For cricket buffs, the term ‘soft signal’ has become a talking point after the fourth T20 match between England and India. A soft signal involves a decision that umpires have to take when a cricketing decision needs to be referred to the third umpire from the field. Whenever the on-field umpire needs the assistance of the television umpire to arrive at a decisive conclusion, the on-field umpire has to indicate their stance on the decision in question to the television (TV) umpire well in advance. This is referred to as the ‘soft signal’, where the on-field umpire indicates whether they think the batsman is ‘out’ or ‘not out’ before the third umpire reviews the decision on the basis of video footage. Once the on-field umpire indicates the soft signal (‘out’ or ‘not out’), the TV umpire will be primarily guided by the soft signal and shall only overturn the decision if there is definite visual evidence. Many a times, an element of doubt surfaces as it may be difficult for a TV umpire to overturn the soft signal. A similar incident happened on that particular evening when it appeared that the fielder couldn’t catch the ball cleanly but because the soft signal was “out”, the TV umpire had to stay with the decision due to lack of absolute proof of a dropped catch and India lost the wicket of a batsman in form at a crucial point in the game.
The reason I have elaborated on the soft signal episode is to draw a simile with our daily lives where we also either have to indicate a soft signal or adjudicate over a decision like the TV umpire. In the cricketing context, the on-field umpires, only on the basis of what they get to see live, without the benefit of replays, have to often make tough calls. In our lives as well, we have to give out soft signals, as parents, teachers, friends or in any other role that we play. Many a times, we tend to have our own ideas about how the friends of our children should be like. We may have our own prejudices and, subconsciously, try to pass it on to our wards. We may disapprove of some of the friends they move around with. Yes, as parents, we are supposed to keep an eye on our child’s friend circle. But, we must also respect the choices of our children.
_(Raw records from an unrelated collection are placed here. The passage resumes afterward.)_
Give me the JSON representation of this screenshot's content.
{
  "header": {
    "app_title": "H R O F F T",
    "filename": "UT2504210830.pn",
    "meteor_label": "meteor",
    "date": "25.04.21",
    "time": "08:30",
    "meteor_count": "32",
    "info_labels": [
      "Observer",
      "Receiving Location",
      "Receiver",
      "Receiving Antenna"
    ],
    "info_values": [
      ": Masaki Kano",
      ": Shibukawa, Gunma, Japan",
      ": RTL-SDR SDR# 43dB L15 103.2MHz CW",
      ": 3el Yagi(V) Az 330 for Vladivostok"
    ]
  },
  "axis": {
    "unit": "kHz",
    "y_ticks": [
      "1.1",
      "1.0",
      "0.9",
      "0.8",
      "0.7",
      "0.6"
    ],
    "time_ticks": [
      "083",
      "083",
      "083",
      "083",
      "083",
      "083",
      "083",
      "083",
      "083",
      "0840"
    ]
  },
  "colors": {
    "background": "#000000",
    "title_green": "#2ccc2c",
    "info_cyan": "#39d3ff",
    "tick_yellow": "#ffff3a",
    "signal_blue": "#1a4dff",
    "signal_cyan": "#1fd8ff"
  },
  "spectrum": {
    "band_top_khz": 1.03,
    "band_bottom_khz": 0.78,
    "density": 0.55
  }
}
Friendship, in itself, is not something that can be manufactured or bought like a piece of chocolate from a shop. We make friends when we develop an emotional connect; it happens spontaneously. True, common interest is essential for making friends but opposites always attract more. The point is that before we make the soft signal on our child’s close pals, we need to also know his or her friends better, and appreciate their bond.
This is also a very common situation on the work front, where life gets even more complicated with all of us running the rat race even if some of us may not be that keen. In the process, we may be asked to give our soft signals on our colleagues when they are in a spot of bother. We may not reason out our decisions while giving our opinion on a dear colleague or, at times, be too emotionally-driven when defending a colleague on a controversial matter. Either way, we got to be careful in giving our soft signal, knowing for sure that once we do so, we may not be in a position to alter it. What we see or hear may not always be true. We live in very different times now where social media controls much of what we think is happening around us. And, we so often believe a WhatsApp message as gospel truth only to regret forwarding the same when we realise that the message was fake.
This is election season and emotions are at an all-time high as political parties go full throttle on the campaign trail and as voters, we, too, get swayed by what we get to see and hear around us. We all have our political preferences and opinions on how the nation needs to be governed and also genuine concerns as citizens. But, I believe, this is also a time when we have to ensure that our political and ideological differences do not adversely impact old friendships with childhood pals, or colleagues, or our equation with our relatives. We just got to remember that unlike the on-field cricket umpire, we do have an option to accept the fact that we can’t always quite say who’s right or who’s wrong.